The aim of the present experiments was to analyze molecular mechanisms responsible for enhancing and preventing regeneration in the mammalian central nervous system (CNS). Unlike the situation in adult mammals, the CNS of the neonatal opossum shows successful regeneration after injury. The transition point has been shown to occur in the early days of postnatal life. In the newborn opossum the potential for repair becomes drastically diminished in the cervical spinal cords of animals aged 12 days or more. Owing to a rostrocaudal gradient in development, animals as old as 17 days still show regeneration in less mature lumbar segments of the spinal cord. The differences between opossum nervous systems at different stages of development that can and cannot regenerate were used to determine what changes in gene expression occur during the critical period for regeneration. As a first step methods were developed for identifying those mRNAs that are differentially expressed in regenerating and non-regenerating opossum spinal cord. To analyze the differences between 9 and 13 days we used suppression subtractive hybridization. This method, based on PCR, allows the identification of transcripts expressed in one population but not in the other. In addition, the cDNAs that are differentially expressed are selectively amplified. Both forward and backward subtractions were performed between cervical spinal cord mRNA from 9-day and 13-day animals. Comparable subtractions were made with cervical (unable to regenerate) and lumbar (still able to regenerate) spinal cord at 13 days. Additional subtractions were made between uninjured and lesioned spinal cords. The cloning of cDNAs from the 9 - 13 and 13 - 9-day subtractions resulted in about 3000 clones. 88 clones were picked at random and sequenced. About 50% represented novel genes whose function is yet unknown. A large number of potentially interesting genes were identified. They included membrane proteins, signal regulatory proteins, transcription factors, enzymes, cytoskeletal proteins. Examples of upregulation in regenerating tissue are: rig protein, known to be expressed in regenerating liver, alpha-spectrin, tenascin-C, protein kinase C inhibitor. Among genes more abundant in non-regenerating tissue were found: BTG-1 antiproliferative factor, calmodulin 2, Mo25 (calcium binding), profilin 2 (actin binding). Sequencing also revealed the presence of ubiquitously expressed genes like ribosomal proteins. All identified genes showed high similarity to human, rat and mouse genes. From a study of this type many genes are amplified that have nothing to do with regeneration. They are developmentally regulated genes, and high-abundance clones that escaped the process of subtraction. To separate non-relevant genes from those involved in regeneration we designed experiments based on cross-hybridization between different subtractions. All the clones from the subtractive libraries were arrayed onto nylon membranes and hybridized with radioactively labeled probes from other subtractions. This process reduced the number of potentially involved genes by a factor of about ten. Sequencing identified individual positive genes. These include among others reelin, laminin receptor, TATA-box binding protein, MAPl b, all of which were more abundant at 9 days. At 13 days the genes selectively expressed included P AX-6, calmodulin, semaphorin receptor, GABA(A) receptorassociated protein. Novel genes were represented in both categories. Additionally, membrane hybridization of the positive clones with radiolabeled first strand cDNA prepared from Tester and Driver was performed. This step removed highabundance transcripts. In contrast with other studies focusing on one gene or protein, we have carried out an approach based on broad screenings that can lead to unbiased identification of potentially interesting genes in the spinal cord at different ages. The distribution and quantitation of candidates have been confirmed by Northern blotting, RNAse protection, and In situ hybridization. Together with antibody studies to localize the proteins of interest, these are essential steps required for controlling that the genes detected are not artifacts of PCR amplification, that they are present in the original tissue, as well as their precise location and abundance. The next steps planned include the introduction of candidate genes into the lesioned opossum spinal cord and testing their effect on regeneration.

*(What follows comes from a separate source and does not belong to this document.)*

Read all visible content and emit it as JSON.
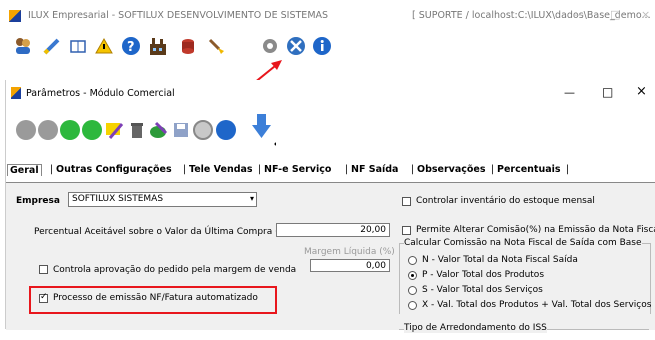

|Titolo:||Expression of mRNAs in mammalian spinal cord at times when regenerating can and cannot occur after injury|
|Data di pubblicazione:||15-nov-2002|
|Appare nelle tipologie:||8.1 PhD thesis|